Take it one step further and actively invite feedback from your team members in their area of expertise. When your employees begin to see that they’re going to be asked for their advice, they engage more proactively with the growth of the business.
Step 5: Remember the Elephant
There’s an ancient parable about a group of blind men encountering an elephant for the first time. They’ve never come in contact with an elephant before, and as they touch the elephant, they each describe what an elephant is.
One person feels the long, narrow trunk and says an elephant is a thick snake. Another feels the tail and says an elephant is a rope. Another places his hands against the elephant’s body and declares it a wall.
They all get pissed off at each other, each convinced that the others are lying because the others are saying things they “know” are not true.
But everyone is telling the truth based on their experience. Their insight is so wildly different because they are dealing with a very large animal.
Your business is a pretty large animal in its own right.
When a member of your team suggests an idea that feels so catastrophically incorrect, consider whether it might make sense from their perspective.
What is your tech seeing that makes them think your perfectly streamlined system of operations is not as efficient as it could be? Why does your office manager worry that your marketing sets the wrong expectations for your customers?
Recognize that these people are coming at the same problem from a completely different perspective. They might not necessarily be right. But they could be. And more importantly, their experience has something to teach you.
Step 6: Get Out of Your Own Way
This is really what it all comes down to.
To lead with an open mind, you have to set your ego aside.
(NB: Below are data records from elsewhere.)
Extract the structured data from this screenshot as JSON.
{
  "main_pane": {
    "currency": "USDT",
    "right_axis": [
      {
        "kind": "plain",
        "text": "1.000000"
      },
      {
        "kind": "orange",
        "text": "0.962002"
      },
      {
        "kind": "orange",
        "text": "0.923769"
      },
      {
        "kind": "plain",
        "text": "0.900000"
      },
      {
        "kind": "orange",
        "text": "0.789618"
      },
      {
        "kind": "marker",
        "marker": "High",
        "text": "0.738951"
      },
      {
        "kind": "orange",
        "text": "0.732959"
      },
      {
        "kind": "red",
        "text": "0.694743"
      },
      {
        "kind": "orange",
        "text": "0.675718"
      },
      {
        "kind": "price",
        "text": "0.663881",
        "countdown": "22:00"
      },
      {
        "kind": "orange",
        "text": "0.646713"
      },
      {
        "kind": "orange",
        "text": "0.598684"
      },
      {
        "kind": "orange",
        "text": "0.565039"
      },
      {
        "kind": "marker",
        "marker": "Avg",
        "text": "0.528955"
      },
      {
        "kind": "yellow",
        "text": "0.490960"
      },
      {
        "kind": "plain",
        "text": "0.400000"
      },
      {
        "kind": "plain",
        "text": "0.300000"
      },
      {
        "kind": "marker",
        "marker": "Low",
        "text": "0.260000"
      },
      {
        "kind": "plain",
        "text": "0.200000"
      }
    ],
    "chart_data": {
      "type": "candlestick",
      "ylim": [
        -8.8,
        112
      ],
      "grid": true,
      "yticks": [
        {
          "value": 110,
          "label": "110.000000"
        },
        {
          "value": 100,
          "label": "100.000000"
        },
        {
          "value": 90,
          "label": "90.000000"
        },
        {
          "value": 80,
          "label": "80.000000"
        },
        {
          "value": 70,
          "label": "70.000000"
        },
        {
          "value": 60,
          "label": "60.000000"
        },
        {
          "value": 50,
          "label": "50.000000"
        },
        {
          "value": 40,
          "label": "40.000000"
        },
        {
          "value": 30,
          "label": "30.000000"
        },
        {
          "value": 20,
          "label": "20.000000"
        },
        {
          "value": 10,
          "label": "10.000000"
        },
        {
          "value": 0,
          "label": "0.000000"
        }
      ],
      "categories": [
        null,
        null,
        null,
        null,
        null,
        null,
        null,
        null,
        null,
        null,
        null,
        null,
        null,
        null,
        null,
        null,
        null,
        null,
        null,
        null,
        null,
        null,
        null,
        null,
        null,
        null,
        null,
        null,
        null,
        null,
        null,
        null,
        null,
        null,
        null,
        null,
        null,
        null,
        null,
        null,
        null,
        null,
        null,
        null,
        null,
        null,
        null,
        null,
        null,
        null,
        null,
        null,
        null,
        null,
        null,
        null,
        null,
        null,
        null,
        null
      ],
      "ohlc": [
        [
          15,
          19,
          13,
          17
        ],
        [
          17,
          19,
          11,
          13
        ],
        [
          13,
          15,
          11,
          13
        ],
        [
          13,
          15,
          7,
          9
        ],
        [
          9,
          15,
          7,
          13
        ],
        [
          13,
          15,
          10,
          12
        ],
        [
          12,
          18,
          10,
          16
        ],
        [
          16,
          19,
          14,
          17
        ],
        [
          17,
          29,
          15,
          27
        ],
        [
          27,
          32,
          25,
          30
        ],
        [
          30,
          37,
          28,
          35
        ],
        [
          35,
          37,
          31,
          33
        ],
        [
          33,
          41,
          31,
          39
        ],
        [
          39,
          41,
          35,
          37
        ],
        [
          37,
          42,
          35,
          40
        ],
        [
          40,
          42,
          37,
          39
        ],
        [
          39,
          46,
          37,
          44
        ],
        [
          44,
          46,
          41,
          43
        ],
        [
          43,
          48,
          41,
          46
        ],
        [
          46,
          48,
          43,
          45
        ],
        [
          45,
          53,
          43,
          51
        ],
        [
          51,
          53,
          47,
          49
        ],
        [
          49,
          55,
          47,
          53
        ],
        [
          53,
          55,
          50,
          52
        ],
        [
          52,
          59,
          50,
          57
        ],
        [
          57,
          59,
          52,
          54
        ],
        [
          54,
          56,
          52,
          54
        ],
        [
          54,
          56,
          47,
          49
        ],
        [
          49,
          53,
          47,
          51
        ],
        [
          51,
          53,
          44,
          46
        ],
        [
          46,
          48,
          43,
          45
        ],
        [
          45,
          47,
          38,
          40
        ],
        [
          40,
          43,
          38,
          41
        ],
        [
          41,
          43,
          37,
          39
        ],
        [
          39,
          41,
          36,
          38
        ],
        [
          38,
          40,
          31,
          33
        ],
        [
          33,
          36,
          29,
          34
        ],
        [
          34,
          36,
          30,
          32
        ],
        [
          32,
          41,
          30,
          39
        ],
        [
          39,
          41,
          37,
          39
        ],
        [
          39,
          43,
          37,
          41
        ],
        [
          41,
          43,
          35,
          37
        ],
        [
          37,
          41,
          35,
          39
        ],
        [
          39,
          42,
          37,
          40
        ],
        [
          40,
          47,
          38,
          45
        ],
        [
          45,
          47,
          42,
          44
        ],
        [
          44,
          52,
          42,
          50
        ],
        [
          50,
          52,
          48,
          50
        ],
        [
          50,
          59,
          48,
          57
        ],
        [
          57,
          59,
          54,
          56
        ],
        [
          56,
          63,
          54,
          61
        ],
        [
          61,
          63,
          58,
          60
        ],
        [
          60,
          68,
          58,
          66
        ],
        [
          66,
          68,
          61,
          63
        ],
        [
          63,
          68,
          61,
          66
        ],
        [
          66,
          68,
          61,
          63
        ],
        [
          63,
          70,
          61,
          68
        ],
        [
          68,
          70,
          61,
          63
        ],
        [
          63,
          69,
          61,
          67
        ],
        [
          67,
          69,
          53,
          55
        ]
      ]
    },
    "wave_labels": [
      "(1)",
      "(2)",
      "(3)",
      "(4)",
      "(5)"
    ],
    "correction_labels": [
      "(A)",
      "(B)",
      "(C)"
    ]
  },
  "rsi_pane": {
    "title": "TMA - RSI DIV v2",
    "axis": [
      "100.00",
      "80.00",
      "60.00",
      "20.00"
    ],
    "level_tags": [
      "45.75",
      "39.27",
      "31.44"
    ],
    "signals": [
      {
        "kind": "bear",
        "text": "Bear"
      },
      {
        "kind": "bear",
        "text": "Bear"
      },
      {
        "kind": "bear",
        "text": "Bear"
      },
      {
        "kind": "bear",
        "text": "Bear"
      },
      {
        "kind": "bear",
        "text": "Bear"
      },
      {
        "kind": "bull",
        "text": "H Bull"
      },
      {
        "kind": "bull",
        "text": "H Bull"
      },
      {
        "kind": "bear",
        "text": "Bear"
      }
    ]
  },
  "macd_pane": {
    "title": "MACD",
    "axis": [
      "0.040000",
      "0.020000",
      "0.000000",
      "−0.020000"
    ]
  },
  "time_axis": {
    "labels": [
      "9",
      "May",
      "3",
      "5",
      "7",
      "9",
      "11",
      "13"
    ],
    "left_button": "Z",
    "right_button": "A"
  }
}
You have to understand why you feel resistance to other ideas, and you have to be able to recognize that resistance when it happens.
Cultivate self-awareness and lean into the strengths and unique perspectives of your team.
When you do that, you’ll make incredible things happen.
Further Resources on This Topic
Blog Post: Who’s the Expert: Your Gut, Your Advisors, or Your Metrics?
Blog Post: The Business Owner’s Ridiculously Simple Guide to Smart Decision-Making
Free Video Course: Accelerating Business Growth
Free Ebook: You Grow First: Tips for Advancing Your Business Through Self-Development
Book: How to Transform Your Mindset and Become a Self-Made Success Story